Henry Chinaski never cared for the American dream, the thought of needing to become 'something' and fit into the system disgusts him. He believes that life is free and yours to live like you see fit, and if that in some cases involves copious amounts of whiskey then so be it. Henry spends his days drinking and listening to the radio, and he spends his nights drinking and fighting against Eddy who he thinks personifies shallowness and shameless self promoting. Sometimes in the middle of this he finds the time to jot down a few lines of poetry or a short story. After fighting Eddy and winning for a change Henry is thrown out of his regular bar where Eddy is a bartender. This leads him to seek another watering hole where he happens to find Wanda who is a barfly, in her own words "if another man came along with a fifth of whiskey, I'd go with him". Henry is not fazed by this thou and moves in with her. Of course Wanda immediately goes off and sleeps with Eddy, but after some clothes ... Written by
Erik Wallen <email@example.com>
One of the exterior scenes in Barfly shows Mickey Rourke coming out of an old hotel. This hotel was actually The Royal Palms (on Westlake Ave.) which had been a swank men's club in the 30's. By 1986 it was being used to house a residential alcohol treatment program. In one scene, the camera follows the characters down the sidewalk and past a 'wino' drinking from a bottle in a paper bag. That 'drunk' was actually recruited for the movie from the residents at the Royal Palms. See more »

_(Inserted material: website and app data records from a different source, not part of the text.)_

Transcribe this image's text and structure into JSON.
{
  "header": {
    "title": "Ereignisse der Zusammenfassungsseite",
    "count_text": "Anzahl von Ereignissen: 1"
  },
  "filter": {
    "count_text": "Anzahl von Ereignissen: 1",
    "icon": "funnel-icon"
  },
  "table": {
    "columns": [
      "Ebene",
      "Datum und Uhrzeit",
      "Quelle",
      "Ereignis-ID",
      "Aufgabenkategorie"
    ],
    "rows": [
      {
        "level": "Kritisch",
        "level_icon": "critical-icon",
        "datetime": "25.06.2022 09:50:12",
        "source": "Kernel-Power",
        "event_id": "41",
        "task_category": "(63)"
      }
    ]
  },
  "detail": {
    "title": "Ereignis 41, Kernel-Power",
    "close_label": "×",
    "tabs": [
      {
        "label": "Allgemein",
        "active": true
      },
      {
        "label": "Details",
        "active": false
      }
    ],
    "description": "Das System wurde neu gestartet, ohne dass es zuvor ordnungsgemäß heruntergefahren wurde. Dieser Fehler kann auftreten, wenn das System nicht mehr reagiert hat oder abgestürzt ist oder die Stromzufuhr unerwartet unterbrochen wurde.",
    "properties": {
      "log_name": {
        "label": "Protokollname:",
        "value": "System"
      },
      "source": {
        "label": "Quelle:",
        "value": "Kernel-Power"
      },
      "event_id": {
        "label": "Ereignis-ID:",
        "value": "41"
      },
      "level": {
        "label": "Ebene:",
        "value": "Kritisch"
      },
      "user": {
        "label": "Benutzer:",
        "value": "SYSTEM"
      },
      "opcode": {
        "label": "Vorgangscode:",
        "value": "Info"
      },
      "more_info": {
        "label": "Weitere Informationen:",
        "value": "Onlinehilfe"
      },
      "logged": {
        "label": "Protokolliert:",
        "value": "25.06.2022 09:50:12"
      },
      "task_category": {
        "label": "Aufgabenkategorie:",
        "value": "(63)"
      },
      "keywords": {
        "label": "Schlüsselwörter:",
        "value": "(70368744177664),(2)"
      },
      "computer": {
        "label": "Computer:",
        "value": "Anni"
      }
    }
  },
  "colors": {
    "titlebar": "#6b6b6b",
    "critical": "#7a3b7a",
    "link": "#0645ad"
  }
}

When Henry gets out of bed, Tully has terrible bedhead as their conversation starts. When it cuts back to her a second later, her hair has been neatly brushed. See more »
Silver Threads Among the Gold
Music by H.P. Danks and lyrics by Eben E. Rexford
Arranged by Lou Ukelson
Published by Jimmy Skinner Music (BMI)
Performed by Shot Jackson and Friends
Courtesy of Vetoo Records See more »
This has to be one my favorite movies. I found it very entertaining and fun, which is odd, considering the subject matter. The movie chronicles the misadventures of two talented, yet hopeless drunks. The dialog is snappy and the direction is wonderful. Mickey Rourke gives the film world a glimpse of just how great he could have been. Moreover, Dunaway shows why she will always be considered one of the top female leads of all time. **** out of ****
13 of 19 people found this review helpful.
Was this review helpful to you?